Western Tidewater Regional Jail celebrated five inmates last Wednesday as they graduated from a 12-week Virginia Family and Fatherhood Initiative program called “Stronger Parents, Better Futures.”
This was the first time the program had been offered at Western Tidewater, and it was provided through a grant from the City of Portsmouth. The program was intended for inmates between the ages of 18 and 24 who have children.
“We want you to understand that just because you have a child doesn’t mean you are a parent,” said Ron Sharpe, director of inmate education programs. “A program like this is very special, and we want you to understand that. I am happy today for this graduation ceremony, and I congratulate you on this work.
The program was accessible to both mothers and fathers, and all five participants were so invested in the program that they completed the 12-week program in just six weeks. The women worked two hours a day twice a week and the men spent four hours on weekends working to complete the program.
“You could have just sat here and done nothing, but you are doing something to take care of your children,” said Superintendent Col. William Smith. “I hope you win something and tell others about it.”
The five participants had the opportunity to learn how to communicate better with their children during their incarceration and upon their release from prison. They were happy to have the opportunity to improve, and they also learned that the VFFI would reach out to their families to offer support to their children.
“This is not just the moment that we are helping you. It’s for two years, ”said VFFI coordinator Alicia Newman. “For two years you will see me. We’re here for you, if you don’t mind.
During their six weeks, inmates heard from family members about the help they received from VFFI staff. Some family members received supplies, rides and other supports for their children.

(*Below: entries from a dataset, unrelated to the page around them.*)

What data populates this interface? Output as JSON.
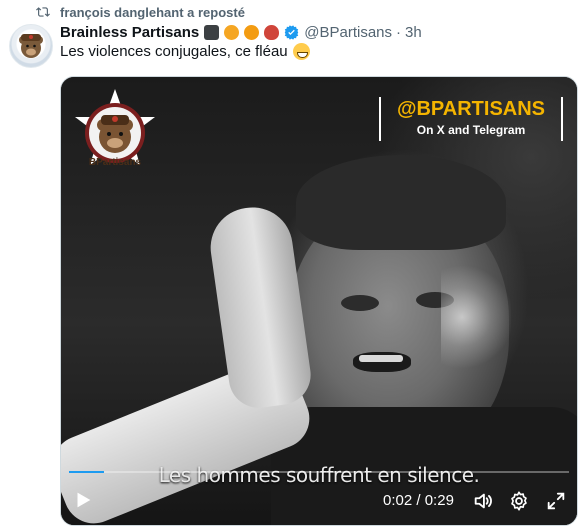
{
  "repost": {
    "text": "françois danglehant a reposté",
    "icon": "repost-icon"
  },
  "tweet": {
    "author_name": "Brainless Partisans",
    "author_emojis": [
      "skull-flag-emoji",
      "radioactive-emoji",
      "biohazard-emoji",
      "bomb-emoji"
    ],
    "verified_icon": "verified-badge-icon",
    "handle": "@BPartisans",
    "dot": "·",
    "time": "3h",
    "text": "Les violences conjugales, ce fléau",
    "text_emoji": "grinning-face-emoji"
  },
  "video": {
    "logo_text": "BPartisans",
    "brand_title": "@BPARTISANS",
    "brand_subtitle": "On X and Telegram",
    "subtitle": "Les hommes souffrent en silence.",
    "progress": 0.069,
    "current_time": "0:02",
    "separator": "/",
    "duration": "0:29",
    "icons": [
      "play-icon",
      "volume-icon",
      "settings-icon",
      "fullscreen-icon"
    ]
  },
  "colors": {
    "accent": "#1d9bf0",
    "brand_gold": "#f4b400",
    "muted": "#536471",
    "text": "#0f1419"
  }
}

“It really relieved my mother and the mother of my child,” said Montrail Manley.
Manley has a 1 year old child.
Those who chose to participate were urged to do so by Newman and Sharpe, and each of them were more than happy they did.
“Sir. Sharpe and Ms. Alicia told me about it,” said Randi Creef. “My baby is everything, and they taught me how to deal with stress better.”
Creef has an 8 month old baby and feels better prepared to be a better mother after class.
Stress was a big part of the lessons, and each participant took the lessons to heart.
“They taught me how to communicate and how to maintain my stress level,” Shanquantae Garvin said. “We have learned a lot about understanding someone else’s emotions.”
Garvin has a 1 year old child.
Both male and female teachers let inmates be open and honest about their struggles as parents while incarcerated. Being open and honest gave them a better understanding of how to be parents inside and outside of prison.
“It’s a big step to make a change, and I just listened to Coach,” Manley said. “I learned to make better decisions and to co-parent better and to deal with different situations.”
Raqwon Hayes was the only participant with two children, a 1 year old and a 3 week old baby, and he was eager to participate to become a better father.
“These kids have blessed my life and I have learned to be a good father, a leader and a role model,” said Hayes.